Original paper

First attempts to cryopreserve strains from the Coimbra Collection of Algae (ACOI) and the use of image analysis to assess viability

Osório, Hugo C.; Laranjeiro, Nuno C.; Santos, Lília M.A. Santos

Nova Hedwigia Band 79 Heft 1-2 (2004), p. 227 - 235

published: Aug 1, 2004

DOI: 10.1127/0029-5035/2004/0079-0227

BibTeX file

ArtNo. ESP050007901017, Price: 29.00 €

Download preview PDF Buy as PDF


Serial sub-culture has always been the principle method for maintaining the cultures of the Coimbra Collection of Algae (ACOI). This technique is time consuming, material and human resources demanding, involves the risk of strain loss and could potentially lead to genetic changes over time. The preservation of cultures at ultra-low temperatures has recently become possible at Coimbra due to the acquisition and establishment of a cryopreservation unit under the ongoing European funded COBRA project (http://www. cobra. ac. uk ). About 100 ACOI strains have been frozen using a standard two-step protocol. The protocol employed dimethyl sulphoxide (DMSO), glycerol and methanol as cryoprotectants in an uncontrolled 2-step cooling process, followed by plunging into liquid nitrogen. The majority of the strains cryopreserved belong to the Chlorococcales, although representatives of the Cyanobacteria, Eustigmatophyceae, Glaucophyceae, Volvocales, Tetrasporales, Chaetophorales, Trebouxiophyceae and Desmidiales were also tested.
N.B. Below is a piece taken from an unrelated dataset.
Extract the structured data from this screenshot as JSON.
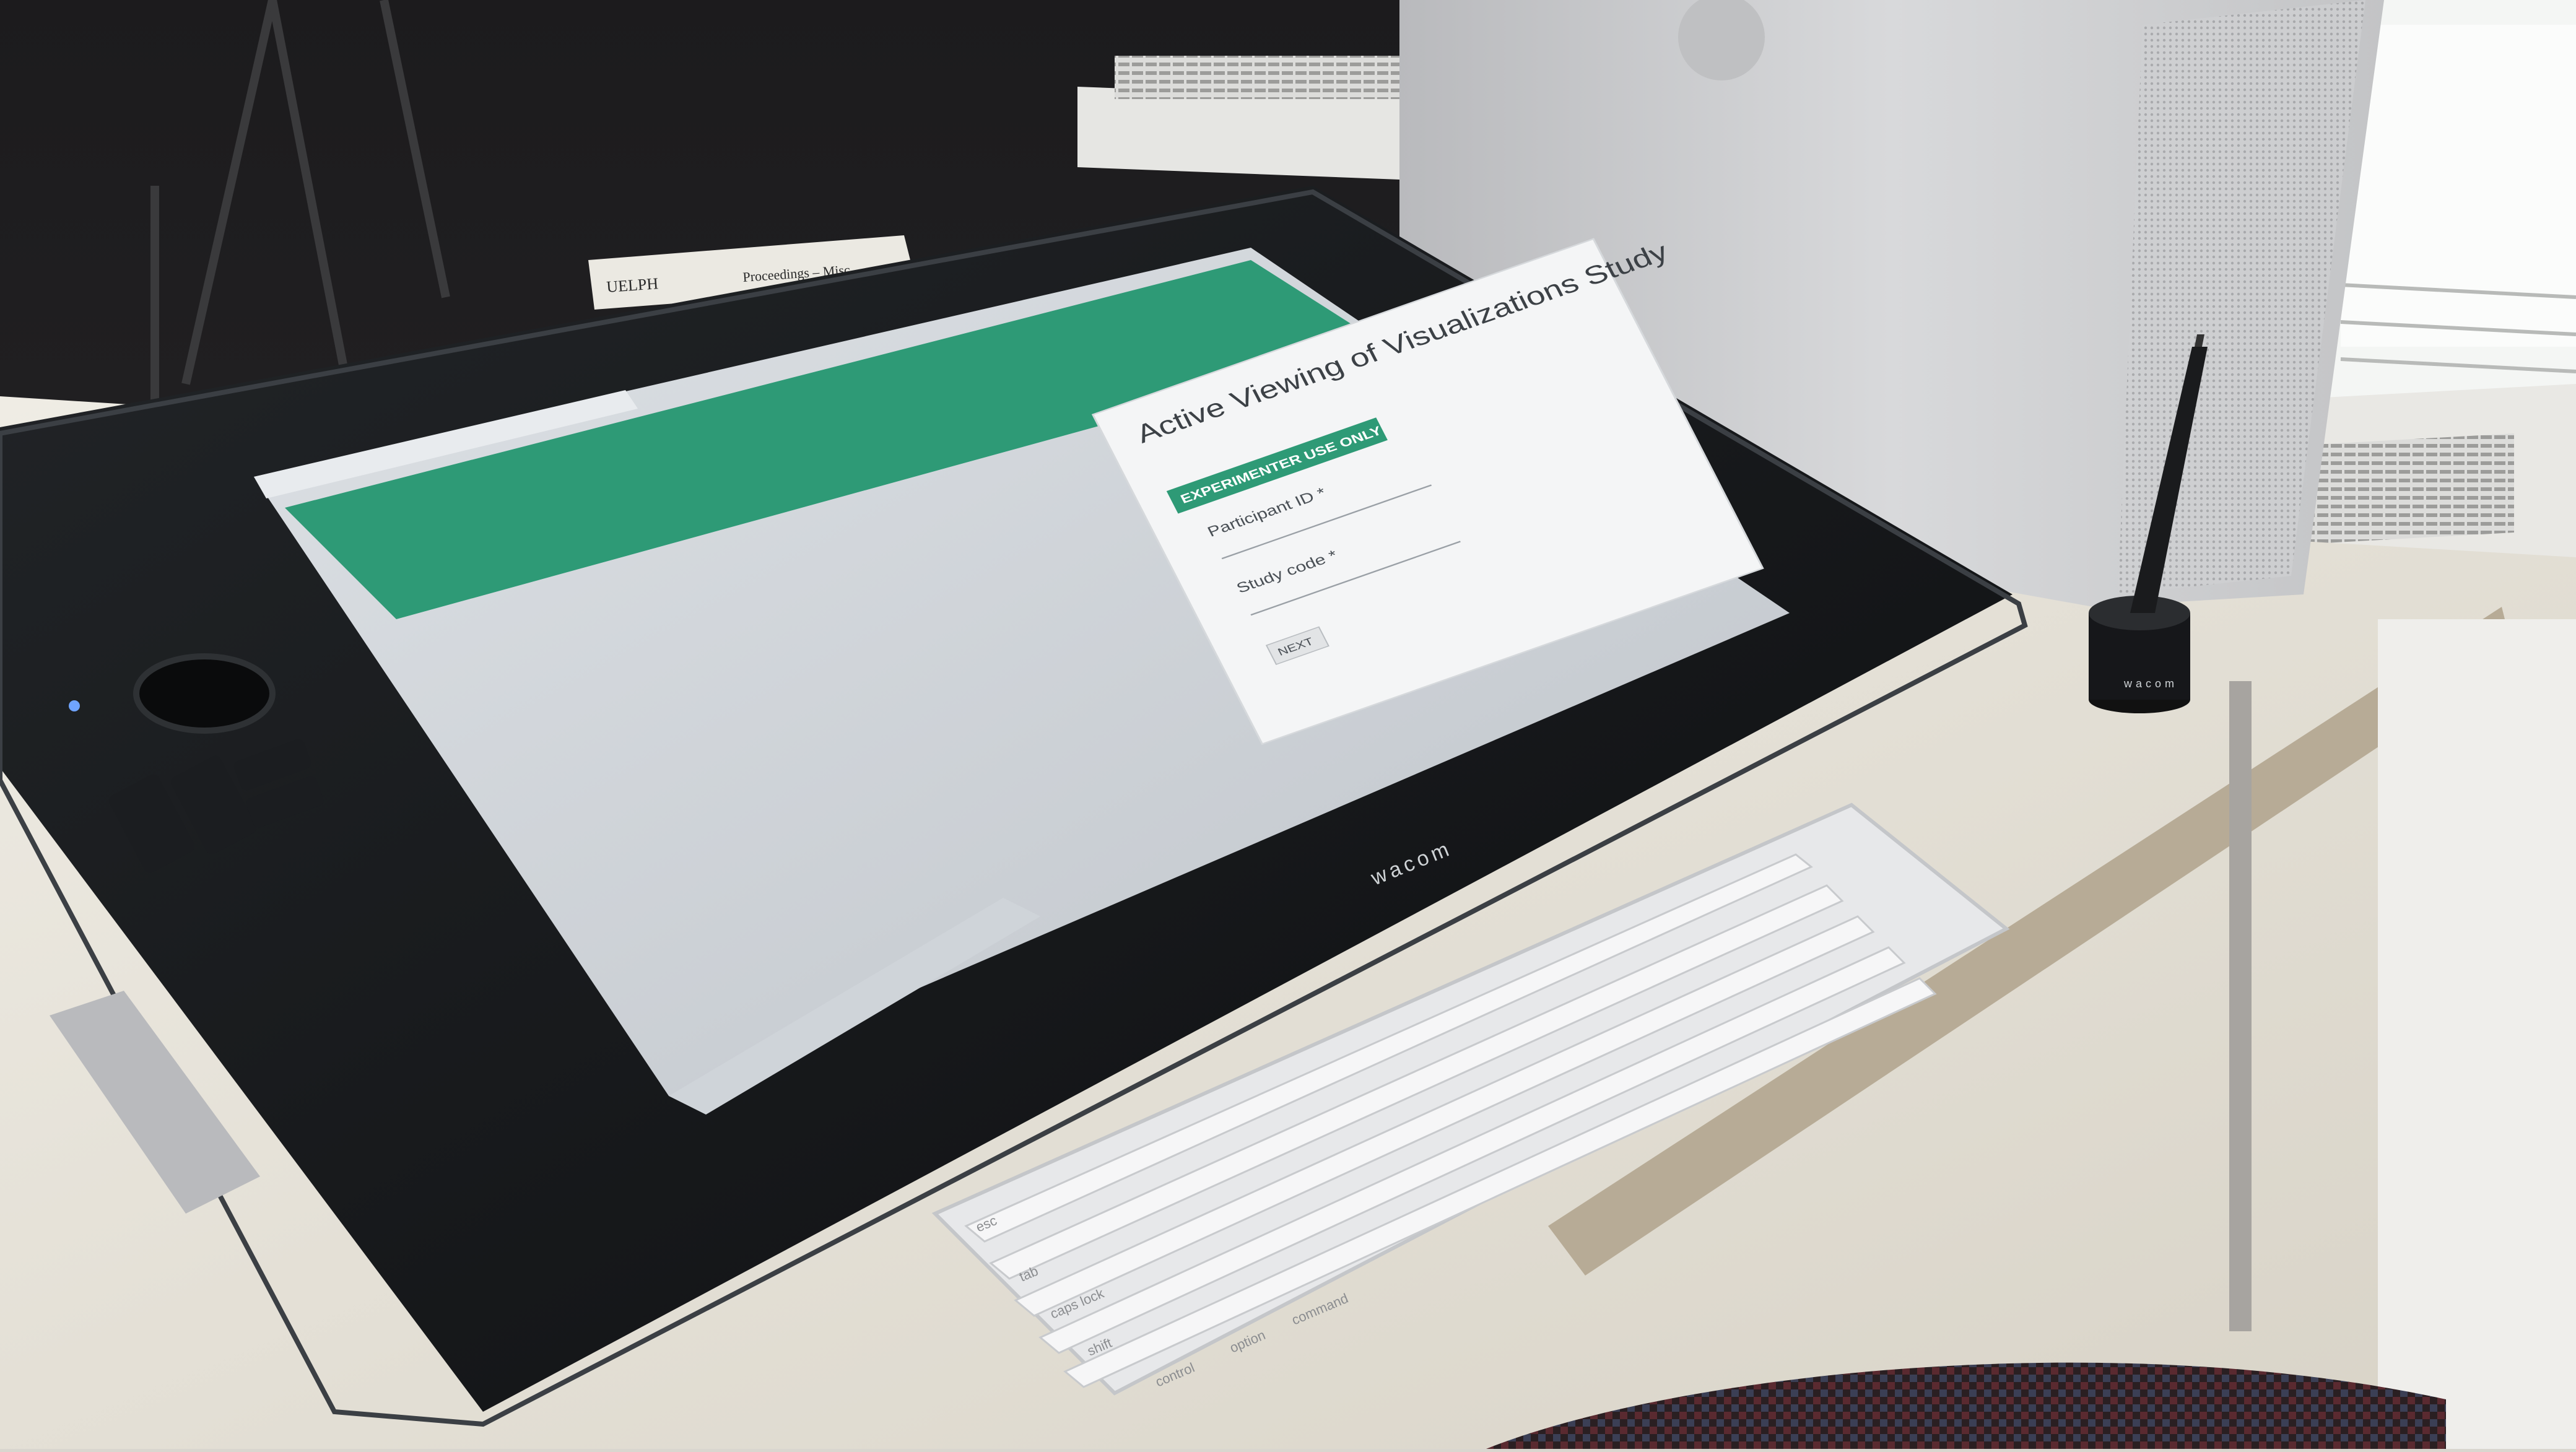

Some strains within the Chlorococcales and the Eustigmatophyceae demonstrated 100% viability after the treatment; however, no viability was observed for the Tetrasporales and Desmidiales species examined. Viabilities of some strains were compared after cryopreservation in the presence of the three different cryoprotectants and employing a range of intermediate freeze temperatures. DMSO and methanol were the most frequently used cryoprotectants with samples cooled to an intermediate temperature at -80°C. In order to assess strain viability, a new approach based on image analysis of algal colony counts on agar plates was developed. From the data obtained it appears that each strain has its own unique optimal freezing condition, and even closely related strains have different optimum cryopreservation conditions.